Oprah Talks to Sidney Poitier
Photo: Kwaku Alston
Oprah: I'm with you. But I can tell you for a fact that I do not feel a thing for flies. I am not that evolved. Do you save flies?
Sidney: If a fly's on my arm, I will brush near it.
Oprah: But you won't hit it?
Sidney: I wouldn't swat it.
Oprah: Now that is honor beyond that which I know.
Sidney: I have this feeling that life is so magically created that if I respect it, that respect will come circling back to me in ways I don't even know.
Oprah: I believe that. Now I must go home and mourn the flies I've killed! Sidney, how is it that you never appeared to be angry?
Sidney: Let me tell you about anger. I don't express it to people, to family, to friends. I know better than most about the devastating results of humiliation. I know how soul-destroying rejection is. I walked into a hotel once, and there was a famous emcee standing there. He was speaking with some friends, and I stood aside and admired him. At a moment when I thought I wouldn't be disturbing him, I walked up and said, "Excuse me, may I please have your autograph?" He didn't say anything. He just looked at me with an annoyed look, like I was wasting his time. I was frozen. Finally, he reached out in a disparaging way and took my paper and pen, scribbled something and passed it back to me. I felt awful, awful, awful. I collect those moments, just like I collected my regrets about the birds. And having to carry that moment inside me produced a certain response, and as a result, I am never too rushed to give someone an autograph.

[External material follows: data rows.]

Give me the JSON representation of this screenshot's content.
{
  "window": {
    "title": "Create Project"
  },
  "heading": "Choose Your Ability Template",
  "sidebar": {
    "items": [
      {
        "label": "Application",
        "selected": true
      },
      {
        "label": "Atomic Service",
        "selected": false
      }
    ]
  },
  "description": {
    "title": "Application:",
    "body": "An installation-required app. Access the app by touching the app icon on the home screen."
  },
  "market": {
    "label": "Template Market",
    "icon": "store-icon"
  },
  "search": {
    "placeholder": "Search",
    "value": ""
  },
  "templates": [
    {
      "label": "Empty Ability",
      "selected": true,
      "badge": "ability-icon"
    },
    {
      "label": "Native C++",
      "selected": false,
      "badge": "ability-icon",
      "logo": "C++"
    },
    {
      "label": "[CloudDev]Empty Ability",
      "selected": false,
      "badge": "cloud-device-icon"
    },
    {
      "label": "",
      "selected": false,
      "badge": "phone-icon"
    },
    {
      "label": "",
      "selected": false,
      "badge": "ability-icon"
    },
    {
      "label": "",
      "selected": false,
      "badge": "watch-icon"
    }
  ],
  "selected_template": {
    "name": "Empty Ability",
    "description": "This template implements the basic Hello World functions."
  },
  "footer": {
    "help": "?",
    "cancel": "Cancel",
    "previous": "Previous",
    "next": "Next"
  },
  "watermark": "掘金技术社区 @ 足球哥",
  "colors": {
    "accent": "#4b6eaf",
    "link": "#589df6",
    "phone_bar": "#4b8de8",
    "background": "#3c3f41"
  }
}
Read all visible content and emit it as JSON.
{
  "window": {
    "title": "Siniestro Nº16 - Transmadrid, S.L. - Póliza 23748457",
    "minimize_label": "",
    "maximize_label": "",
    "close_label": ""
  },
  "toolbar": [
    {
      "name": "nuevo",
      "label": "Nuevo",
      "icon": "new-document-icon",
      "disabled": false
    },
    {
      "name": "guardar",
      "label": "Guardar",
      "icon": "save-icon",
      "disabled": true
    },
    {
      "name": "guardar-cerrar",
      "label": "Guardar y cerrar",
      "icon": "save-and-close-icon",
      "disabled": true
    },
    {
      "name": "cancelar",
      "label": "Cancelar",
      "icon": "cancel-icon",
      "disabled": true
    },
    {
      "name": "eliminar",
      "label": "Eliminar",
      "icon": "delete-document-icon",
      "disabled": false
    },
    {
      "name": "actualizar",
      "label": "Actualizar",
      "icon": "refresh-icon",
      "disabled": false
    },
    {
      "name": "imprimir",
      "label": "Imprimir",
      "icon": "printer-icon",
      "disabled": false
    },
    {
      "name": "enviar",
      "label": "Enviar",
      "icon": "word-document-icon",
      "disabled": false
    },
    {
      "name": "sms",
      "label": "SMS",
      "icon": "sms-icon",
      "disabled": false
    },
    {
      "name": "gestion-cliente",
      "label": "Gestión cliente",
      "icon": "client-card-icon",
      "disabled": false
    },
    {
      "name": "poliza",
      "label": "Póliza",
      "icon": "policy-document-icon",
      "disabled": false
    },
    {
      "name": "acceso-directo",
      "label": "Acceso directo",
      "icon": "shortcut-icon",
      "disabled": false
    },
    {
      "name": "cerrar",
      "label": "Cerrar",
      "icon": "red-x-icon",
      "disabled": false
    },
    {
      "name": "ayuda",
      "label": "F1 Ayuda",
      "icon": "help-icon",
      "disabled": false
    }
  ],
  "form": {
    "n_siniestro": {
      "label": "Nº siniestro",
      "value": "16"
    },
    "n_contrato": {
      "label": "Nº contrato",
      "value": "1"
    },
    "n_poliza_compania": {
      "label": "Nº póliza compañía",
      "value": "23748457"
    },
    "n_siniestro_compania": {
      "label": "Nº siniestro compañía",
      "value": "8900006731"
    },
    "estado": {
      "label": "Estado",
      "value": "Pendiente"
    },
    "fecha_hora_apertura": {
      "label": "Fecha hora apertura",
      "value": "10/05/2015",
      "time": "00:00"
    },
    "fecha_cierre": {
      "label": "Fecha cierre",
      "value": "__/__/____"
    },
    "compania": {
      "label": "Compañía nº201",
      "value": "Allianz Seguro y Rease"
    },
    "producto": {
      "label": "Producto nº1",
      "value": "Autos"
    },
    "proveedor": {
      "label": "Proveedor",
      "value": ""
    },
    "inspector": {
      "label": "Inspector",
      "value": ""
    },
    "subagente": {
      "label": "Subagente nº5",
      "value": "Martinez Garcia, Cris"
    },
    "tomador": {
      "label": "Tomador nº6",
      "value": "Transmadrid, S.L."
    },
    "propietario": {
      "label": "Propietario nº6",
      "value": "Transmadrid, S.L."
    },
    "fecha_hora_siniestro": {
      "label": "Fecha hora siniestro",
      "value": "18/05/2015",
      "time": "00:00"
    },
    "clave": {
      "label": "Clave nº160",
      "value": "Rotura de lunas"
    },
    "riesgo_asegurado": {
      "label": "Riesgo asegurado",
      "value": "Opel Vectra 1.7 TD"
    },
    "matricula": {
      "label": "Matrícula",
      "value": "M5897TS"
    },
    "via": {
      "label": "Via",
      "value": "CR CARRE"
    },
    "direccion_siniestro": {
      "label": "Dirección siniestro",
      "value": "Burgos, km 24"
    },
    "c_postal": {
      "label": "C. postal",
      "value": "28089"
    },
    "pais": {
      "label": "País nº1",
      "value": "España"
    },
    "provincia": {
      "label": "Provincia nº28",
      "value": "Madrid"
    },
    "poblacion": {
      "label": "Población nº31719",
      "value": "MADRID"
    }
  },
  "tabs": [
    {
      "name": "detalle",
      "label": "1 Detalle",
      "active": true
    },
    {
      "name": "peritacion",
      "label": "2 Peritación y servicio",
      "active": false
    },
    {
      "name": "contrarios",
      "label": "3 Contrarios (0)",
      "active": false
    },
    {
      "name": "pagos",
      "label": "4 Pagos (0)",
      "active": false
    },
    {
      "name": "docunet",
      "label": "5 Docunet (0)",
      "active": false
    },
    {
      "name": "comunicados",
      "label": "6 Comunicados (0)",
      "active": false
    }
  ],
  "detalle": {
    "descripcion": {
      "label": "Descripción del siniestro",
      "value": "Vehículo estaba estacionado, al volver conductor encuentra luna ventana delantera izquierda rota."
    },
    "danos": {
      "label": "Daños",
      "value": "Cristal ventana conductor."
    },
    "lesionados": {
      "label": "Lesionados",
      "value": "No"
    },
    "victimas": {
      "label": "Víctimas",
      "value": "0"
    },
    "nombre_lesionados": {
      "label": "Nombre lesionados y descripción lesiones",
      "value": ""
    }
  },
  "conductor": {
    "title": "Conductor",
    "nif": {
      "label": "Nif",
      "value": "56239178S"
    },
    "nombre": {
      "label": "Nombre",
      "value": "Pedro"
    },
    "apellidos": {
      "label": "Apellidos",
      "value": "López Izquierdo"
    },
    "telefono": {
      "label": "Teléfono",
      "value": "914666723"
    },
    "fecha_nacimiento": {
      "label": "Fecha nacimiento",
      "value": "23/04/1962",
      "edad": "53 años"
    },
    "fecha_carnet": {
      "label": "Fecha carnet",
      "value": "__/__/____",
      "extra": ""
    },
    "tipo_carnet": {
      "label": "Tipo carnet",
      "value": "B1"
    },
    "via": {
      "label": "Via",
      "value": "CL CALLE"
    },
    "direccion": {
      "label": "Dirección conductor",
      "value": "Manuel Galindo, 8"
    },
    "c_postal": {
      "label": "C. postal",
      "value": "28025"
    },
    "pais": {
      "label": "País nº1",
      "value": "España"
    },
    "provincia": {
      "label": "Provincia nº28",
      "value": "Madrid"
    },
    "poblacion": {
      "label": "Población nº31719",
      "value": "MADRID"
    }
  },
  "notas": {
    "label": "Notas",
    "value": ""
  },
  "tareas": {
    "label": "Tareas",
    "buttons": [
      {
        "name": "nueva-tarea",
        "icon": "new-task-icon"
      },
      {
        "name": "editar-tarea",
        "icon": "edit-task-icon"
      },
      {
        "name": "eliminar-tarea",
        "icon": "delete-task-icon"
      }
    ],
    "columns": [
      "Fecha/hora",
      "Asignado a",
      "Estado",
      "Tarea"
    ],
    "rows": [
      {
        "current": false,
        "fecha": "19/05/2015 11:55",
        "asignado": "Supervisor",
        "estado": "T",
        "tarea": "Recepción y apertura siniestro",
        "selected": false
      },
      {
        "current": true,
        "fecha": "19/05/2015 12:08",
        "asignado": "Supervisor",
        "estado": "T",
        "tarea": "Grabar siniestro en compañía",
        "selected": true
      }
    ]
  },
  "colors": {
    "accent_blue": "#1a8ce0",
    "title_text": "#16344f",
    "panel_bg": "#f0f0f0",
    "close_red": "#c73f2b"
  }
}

Sidney: I will stop. And if I'm running to catch a plane, I will say to the person, "Please jog with me." I don't want to be the agent of passing that feeling to anybody.
Oprah: Have you been able to pass on all of your wisdom and honor to your children?
Sidney: I live my life as we have discussed, and my children see that. After I won the Screen Actors Guild award [for lifetime achievement], one of my daughters said to me, "You're pretty good, Dad." Now this is a kid who most of the time thinks I'm just an old fuddy-duddy, so I know when she says things like that, she's saying a lot more.
Oprah: Would your children say you're an easy dad to get along with?
Sidney: I think my children would be unlikely to say that I'm easy. But in general, I'm perceived as a person who's relatively easy to get along with.
Oprah: Would your wife, Joanna, agree with that statement?
Sidney: Yes. She would tell you that I'm a perfectionist to a degree and that I ask of others a certain kind of loyalty to and respect for relationships. My wife would say that, on occasion, I'm a little tough on the children.
Oprah: In what way?
Sidney: In what I expect and demand of them in terms of values. My children respect my values, and I can see some of those values in them. That pleases me, because my values are not constricting. They are human values. My kids are quite intelligent—all six of them.
Oprah: You've said that you want to keep growing. Is there anything else you want to do in your life?
Sidney: I would like to grow less afraid of dying. I am infinitely less afraid today than I was 15 or 25 years ago. I was most afraid of dying when I was 33, because I come from a Catholic family.
Oprah: And Jesus was crucified at 33?
Oprah: I went through that, too. You think, "If Jesus can die at 33, who am I?"
Oprah: Would you prefer to be diagnosed with a long-term illness as opposed to passing on suddenly?
Sidney: I would like to die like my mother did. She was walking about the house, and she said to my sister, "Make me a cup of tea and bring it to me, I'm going to take a nap." It took my sister two or three minutes to get the tea, and when she walked into the bedroom, my mother was gone.
Oprah: How old was she?
Sidney: Sixty-eight. She was gone in three minutes, and that was a blessing. I hope I'm that deserving.
Oprah: We earn everything in our lives. Do you think we also earn our death?
Sidney: I won't speculate on that, because death is so sacred a state of being.
Oprah: I think it's interesting that you would have any fear about death, since you're not killing flies! Whatever happens, you'll get the best end of it.
Sidney: I'd like to meet my end with grace.
Oprah: And don't you know you will, since you've met everything else in your life with grace, Sidney?
Sidney: I shall certainly try my best to meet it with grace. There is always the element of anxiety about it, but that anxiety lessens over the years.
Oprah: It doesn't increase as you age?
Sidney: It decreases. If you are anxious about death, then you don't have a sense of the oneness of things—you feel that after death, you will be no more.
Oprah: Right. What else would you like to do in the coming years?
Sidney: I'd like to write, act, teach, lecture—anything creative. I must also service my curiosity. I want to continue to wonder about things, because there is a young man inside me, and he is energetic and mentally active.
Oprah: So being 73 means kapooey to you? It's all those soy products!
Sidney: I can examine so many things. I would like to do independent thinking about everything—to just sit and think independently about things.
Oprah: That's fantastic. I'm not there yet.
Sidney: I am right there.